START ENTRIES SUPPLIED

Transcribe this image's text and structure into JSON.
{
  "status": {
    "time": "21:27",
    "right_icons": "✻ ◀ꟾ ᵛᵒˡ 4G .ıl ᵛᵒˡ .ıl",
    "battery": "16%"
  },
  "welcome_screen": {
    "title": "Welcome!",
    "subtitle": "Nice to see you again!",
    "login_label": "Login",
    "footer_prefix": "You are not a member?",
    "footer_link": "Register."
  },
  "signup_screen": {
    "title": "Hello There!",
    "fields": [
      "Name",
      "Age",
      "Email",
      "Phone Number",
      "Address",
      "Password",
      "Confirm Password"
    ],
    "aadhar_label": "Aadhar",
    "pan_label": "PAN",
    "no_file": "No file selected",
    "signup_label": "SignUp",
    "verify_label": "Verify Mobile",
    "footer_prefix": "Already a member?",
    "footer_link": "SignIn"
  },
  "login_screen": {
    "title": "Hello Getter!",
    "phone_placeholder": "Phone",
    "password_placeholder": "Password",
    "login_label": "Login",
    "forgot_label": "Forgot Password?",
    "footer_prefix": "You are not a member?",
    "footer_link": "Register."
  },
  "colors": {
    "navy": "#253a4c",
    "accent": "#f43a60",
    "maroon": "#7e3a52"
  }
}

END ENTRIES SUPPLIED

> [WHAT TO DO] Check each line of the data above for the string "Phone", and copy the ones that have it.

> [SOLUTION FOR THIS EXERCISE]
      "Phone Number",
    "phone_placeholder": "Phone",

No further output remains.